Posted by: Dr. Kenneth Noisewater | Mar 7, 2011 6:13:05 AM

Shipping costs limit internet sales. Sales tax collection would make it even more of a luxury item.

Posted by: Huggy | Mar 7, 2011 5:55:46 AM

@mike livingston:
You conflate several different concepts in your comment which are not equivalent. Perhaps most importantly, it is not at all correct to imply that traditions or activities for which "no one can remember the original reason" are therefore nonsensical.

It is also a bit of an overreach to imply, via your analogy, that "no one can remember" in this case. Some of us remember very well why laws were put in place to restrict the ability of governments to confiscate privately created wealth. Unfortunately "The Great Debate" is not taught with any sort of thoroughness any more in public school "history" classes. When it is even mentioned at all.
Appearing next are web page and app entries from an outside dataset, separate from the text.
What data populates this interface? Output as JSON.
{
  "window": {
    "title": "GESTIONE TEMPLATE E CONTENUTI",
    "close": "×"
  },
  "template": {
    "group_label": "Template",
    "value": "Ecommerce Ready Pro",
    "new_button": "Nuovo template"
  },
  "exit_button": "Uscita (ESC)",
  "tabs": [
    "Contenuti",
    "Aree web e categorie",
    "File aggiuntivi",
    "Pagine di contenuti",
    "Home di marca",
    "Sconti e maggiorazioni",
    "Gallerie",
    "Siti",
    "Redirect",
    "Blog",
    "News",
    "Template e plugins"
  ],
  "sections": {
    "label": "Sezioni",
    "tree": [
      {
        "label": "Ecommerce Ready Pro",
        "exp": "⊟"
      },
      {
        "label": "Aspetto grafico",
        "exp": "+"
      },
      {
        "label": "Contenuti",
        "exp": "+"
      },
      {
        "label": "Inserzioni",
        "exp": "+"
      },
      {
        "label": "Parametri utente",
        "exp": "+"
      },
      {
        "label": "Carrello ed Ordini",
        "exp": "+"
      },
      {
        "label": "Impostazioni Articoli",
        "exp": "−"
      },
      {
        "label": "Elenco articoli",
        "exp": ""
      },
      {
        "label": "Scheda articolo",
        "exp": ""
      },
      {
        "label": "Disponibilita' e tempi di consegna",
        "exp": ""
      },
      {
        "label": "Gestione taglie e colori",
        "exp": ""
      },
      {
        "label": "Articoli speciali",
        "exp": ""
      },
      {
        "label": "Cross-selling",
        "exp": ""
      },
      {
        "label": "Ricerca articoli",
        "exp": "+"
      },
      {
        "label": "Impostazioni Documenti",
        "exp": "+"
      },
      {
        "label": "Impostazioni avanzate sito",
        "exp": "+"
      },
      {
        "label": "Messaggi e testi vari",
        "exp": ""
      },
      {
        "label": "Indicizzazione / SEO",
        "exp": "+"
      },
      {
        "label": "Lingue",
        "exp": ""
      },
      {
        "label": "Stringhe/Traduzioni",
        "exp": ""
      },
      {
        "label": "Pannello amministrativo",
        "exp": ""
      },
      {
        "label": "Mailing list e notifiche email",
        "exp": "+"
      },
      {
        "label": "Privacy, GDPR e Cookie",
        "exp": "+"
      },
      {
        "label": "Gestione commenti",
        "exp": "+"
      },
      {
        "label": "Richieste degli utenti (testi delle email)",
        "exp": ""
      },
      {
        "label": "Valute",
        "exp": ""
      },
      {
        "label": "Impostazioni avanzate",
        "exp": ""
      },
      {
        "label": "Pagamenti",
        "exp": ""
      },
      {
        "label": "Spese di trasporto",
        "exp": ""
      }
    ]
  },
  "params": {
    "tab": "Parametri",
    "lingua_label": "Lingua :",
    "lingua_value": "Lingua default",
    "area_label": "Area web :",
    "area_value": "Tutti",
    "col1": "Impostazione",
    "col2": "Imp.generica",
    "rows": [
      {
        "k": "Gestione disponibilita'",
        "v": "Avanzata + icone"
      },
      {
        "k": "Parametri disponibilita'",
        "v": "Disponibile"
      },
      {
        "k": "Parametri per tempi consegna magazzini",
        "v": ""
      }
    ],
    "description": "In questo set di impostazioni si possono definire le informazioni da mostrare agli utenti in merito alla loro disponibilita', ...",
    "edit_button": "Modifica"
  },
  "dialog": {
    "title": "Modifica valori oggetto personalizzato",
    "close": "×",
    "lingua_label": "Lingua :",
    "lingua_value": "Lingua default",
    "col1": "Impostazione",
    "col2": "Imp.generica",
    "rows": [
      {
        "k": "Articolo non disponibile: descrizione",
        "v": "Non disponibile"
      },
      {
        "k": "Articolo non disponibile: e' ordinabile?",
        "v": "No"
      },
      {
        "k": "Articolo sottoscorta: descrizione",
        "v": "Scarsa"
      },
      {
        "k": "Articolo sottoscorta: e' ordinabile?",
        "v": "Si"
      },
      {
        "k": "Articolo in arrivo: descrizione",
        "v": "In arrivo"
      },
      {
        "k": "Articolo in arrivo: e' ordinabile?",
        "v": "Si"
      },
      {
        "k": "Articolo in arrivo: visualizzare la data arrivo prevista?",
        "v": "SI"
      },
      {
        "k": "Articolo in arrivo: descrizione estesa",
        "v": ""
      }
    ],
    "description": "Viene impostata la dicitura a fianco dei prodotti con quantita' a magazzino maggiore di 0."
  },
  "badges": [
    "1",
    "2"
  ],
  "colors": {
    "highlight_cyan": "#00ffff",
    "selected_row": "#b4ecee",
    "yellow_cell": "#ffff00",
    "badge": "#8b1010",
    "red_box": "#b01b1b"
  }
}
Reasonable people may find different sides to the issue of taxation of Internet commerce... but it is disingenuous to pretend that the whole argument centers around old laws and customs for which "no one remembers" the reasons, thereby preemptively declaring one side of the argument illegitimate.

Posted by: Matt Knecht | Mar 7, 2011 5:50:15 AM

The "take root by accident" idea arises from the installed base advantage. (Today we no longer smoke as much in cars, but still have that cylindrical socket, because we've made so many car-chargers in that shape...)

By the way, I hope that isn't a wistful tone in Mr. Livingston's post, indirectly hinting that use taxes "make real sense." Starve the beast.

Posted by: Robert Arvanitis | Mar 7, 2011 5:48:03 AM

Why exactly should a company that places no demands on the public fisc of a state be forced to make contributions to that state, again?

Posted by: R C Dean | Mar 7, 2011 5:41:09 AM

Is siren's song an apt analogy here?

Posted by: anon | Mar 7, 2011 4:24:44 AM

The illustrious state of Illinois is going after its residents big time for use tax. (The income tax increase wasn't bad enough.) They suggest you go for their new amnesty program (no penalties & interest for filing use tax form ST-44 for the last 6-1/2 years). Of course, that extends the Statute of Limitations for another six years. And read the IL answer to one savvy guy's question.

"If I file an ST-44, Illinois Use Tax Return, during the amnesty period, does it satisfy my liability with the Department of Revenue?"

"If the Department of Revenue finds that you owe additional tax, we may assess the additional tax plus applicable penalties and interest. We conduct routine audits based on information received from third parties, including the U.S. Customs Service and other states."

Oh, & if you failed to keep complete records, you may just hand over to IL .0006 of your AGI.

Posted by: Gerald | Mar 7, 2011 3:52:49 AM

The effective exemption for many Internet sales is a wonderful example of how things that make no real sense take root by accident and then become extremely difficult to change. It's a bit like Primo Levi's discussion, in The Period Table, of why men and women's shirts button on opposite sides, or why items are included in chemical compounds when no one can remember the original reason for their inclusion. The tax field seems especially prone to such accidents.

Posted by: mike livingston | Mar 6, 2011 12:50:38 PM